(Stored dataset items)

◇ ◇ ◇ ◇

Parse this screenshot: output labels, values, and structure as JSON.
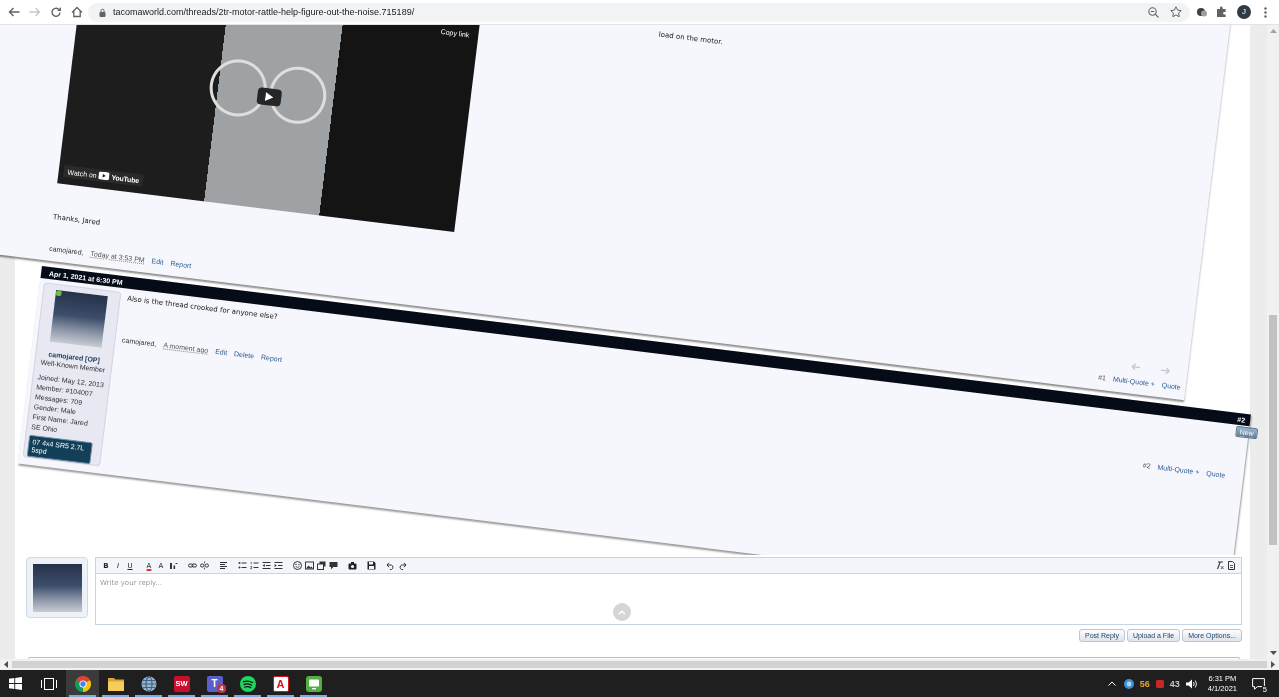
{
  "browser": {
    "forward_disabled": true,
    "url": "tacomaworld.com/threads/2tr-motor-rattle-help-figure-out-the-noise.715189/",
    "profile_initial": "J"
  },
  "thread": {
    "posts": [
      {
        "text_tail": "load on the motor.",
        "video": {
          "copy_link": "Copy link",
          "watch_on": "Watch on",
          "brand": "YouTube"
        },
        "body": "Thanks, Jared",
        "author": "camojared,",
        "time": "Today at 3:53 PM",
        "actions": [
          "Edit",
          "Report"
        ],
        "arrows": true,
        "number": "#1",
        "multi_quote": "Multi-Quote +",
        "quote": "Quote"
      },
      {
        "date": "Apr 1, 2021 at 6:30 PM",
        "bar_number": "#2",
        "badge": "New",
        "user": {
          "online": true,
          "name": "camojared [OP]",
          "title": "Well-Known Member",
          "details": [
            "Joined: May 12, 2013",
            "Member: #104007",
            "Messages: 709",
            "Gender: Male",
            "First Name: Jared",
            "SE Ohio"
          ],
          "vehicle": "07 4x4 SR5 2.7L 5spd"
        },
        "body": "Also is the thread crooked for anyone else?",
        "author": "camojared,",
        "time": "A moment ago",
        "actions": [
          "Edit",
          "Delete",
          "Report"
        ],
        "arrows": false,
        "number": "#2",
        "multi_quote": "Multi-Quote +",
        "quote": "Quote"
      }
    ]
  },
  "quick_reply": {
    "toolbar": [
      "B",
      "I",
      "U",
      "A",
      "A"
    ],
    "placeholder": "Write your reply...",
    "buttons": [
      "Post Reply",
      "Upload a File",
      "More Options..."
    ]
  },
  "taskbar": {
    "apps": [
      {
        "kind": "start",
        "running": false,
        "selected": false
      },
      {
        "kind": "task-view",
        "running": false,
        "selected": false
      },
      {
        "kind": "browser",
        "running": true,
        "selected": true
      },
      {
        "kind": "folder",
        "running": true,
        "selected": false
      },
      {
        "kind": "globe",
        "running": true,
        "selected": false
      },
      {
        "kind": "cad",
        "label": "SW",
        "running": true,
        "selected": false
      },
      {
        "kind": "chat",
        "label": "T",
        "badge": "4",
        "running": true,
        "selected": false
      },
      {
        "kind": "music",
        "running": true,
        "selected": false
      },
      {
        "kind": "pdf",
        "label": "A",
        "running": true,
        "selected": false
      },
      {
        "kind": "screen",
        "running": true,
        "selected": false
      }
    ],
    "tray": {
      "readings": [
        {
          "text": "56",
          "color": "#f0a030"
        },
        {
          "text": "43",
          "color": "#c8c8c8"
        }
      ],
      "time": "6:31 PM",
      "date": "4/1/2021",
      "notifications": "5"
    }
  }
}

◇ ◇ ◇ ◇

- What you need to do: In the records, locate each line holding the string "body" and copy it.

- Response to the task:
        "body": "Thanks, Jared",
        "body": "Also is the thread crooked for anyone else?",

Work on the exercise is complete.